Beatrice Riddell, a pioneer in Canadian biz journalism
James Bagnall of The Ottawa Citizen writes about Beatrice Riddell, former associate editor of The Financial Post and one of the first female business journalists in Canada.
Bagnall writes, “While female journalists at general-interest daily newspapers across the country were accorded full bylines, McEachern was concerned the paper’s heavy contingent of male readers would be wary if they knew they were reading financial news written by a woman. When her gender was finally revealed some years later, 10 readers apparently cancelled their subscriptions.
“The conservatism ran deep at The Financial Post. Up until the 1960s, male reporters were expected to wear suits when meeting with sources. John Bayne Maclean (known as ‘The Colonel’) had launched the publication in 1907 with two overarching goals: to make business writing more accessible to ordinary investors, and to make the FP’s pages interesting to ‘every young man determined to make a success of life.’
“The sexism went beyond bylines.
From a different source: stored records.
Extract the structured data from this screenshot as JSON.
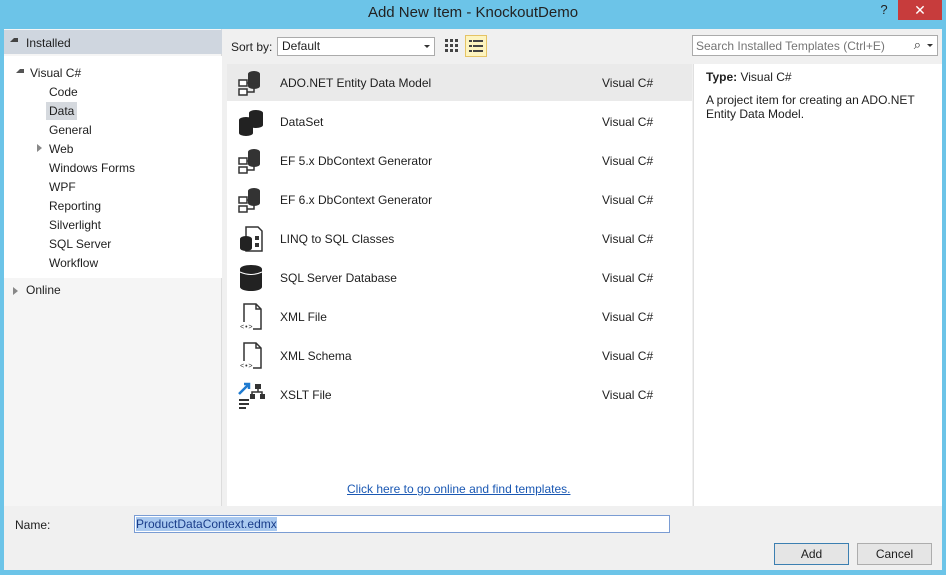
{
  "window": {
    "title": "Add New Item - KnockoutDemo",
    "help_glyph": "?",
    "close_glyph": "✕"
  },
  "tree": {
    "header": "Installed",
    "root": "Visual C#",
    "children": [
      "Code",
      "Data",
      "General",
      "Web",
      "Windows Forms",
      "WPF",
      "Reporting",
      "Silverlight",
      "SQL Server",
      "Workflow"
    ],
    "selected": "Data",
    "online": "Online"
  },
  "toolbar": {
    "sort_label": "Sort by:",
    "sort_value": "Default",
    "search_placeholder": "Search Installed Templates (Ctrl+E)"
  },
  "templates": [
    {
      "name": "ADO.NET Entity Data Model",
      "lang": "Visual C#",
      "icon": "entity-model-icon"
    },
    {
      "name": "DataSet",
      "lang": "Visual C#",
      "icon": "dataset-icon"
    },
    {
      "name": "EF 5.x DbContext Generator",
      "lang": "Visual C#",
      "icon": "ef-generator-icon"
    },
    {
      "name": "EF 6.x DbContext Generator",
      "lang": "Visual C#",
      "icon": "ef-generator-icon"
    },
    {
      "name": "LINQ to SQL Classes",
      "lang": "Visual C#",
      "icon": "linq-icon"
    },
    {
      "name": "SQL Server Database",
      "lang": "Visual C#",
      "icon": "database-icon"
    },
    {
      "name": "XML File",
      "lang": "Visual C#",
      "icon": "xml-file-icon"
    },
    {
      "name": "XML Schema",
      "lang": "Visual C#",
      "icon": "xml-schema-icon"
    },
    {
      "name": "XSLT File",
      "lang": "Visual C#",
      "icon": "xslt-icon"
    }
  ],
  "online_link": "Click here to go online and find templates.",
  "details": {
    "type_label": "Type:",
    "type_value": "Visual C#",
    "description": "A project item for creating an ADO.NET Entity Data Model."
  },
  "footer": {
    "name_label": "Name:",
    "name_value": "ProductDataContext.edmx",
    "add_label": "Add",
    "cancel_label": "Cancel"
  }
}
Not only was Bea paid less than her male colleagues in her early FP years, she found that some news conferences on financial topics took place in all-male clubs. This prompted her to make alternative arrangements to meet with sources.
“The workaround turned out to be an advantage, however, allowing Bea the luxury of extended one-on-one discussions, without male competitors intruding. These sessions helped her develop the deep expertise that became the hallmark of her writing at the Financial Post.”
Read more here.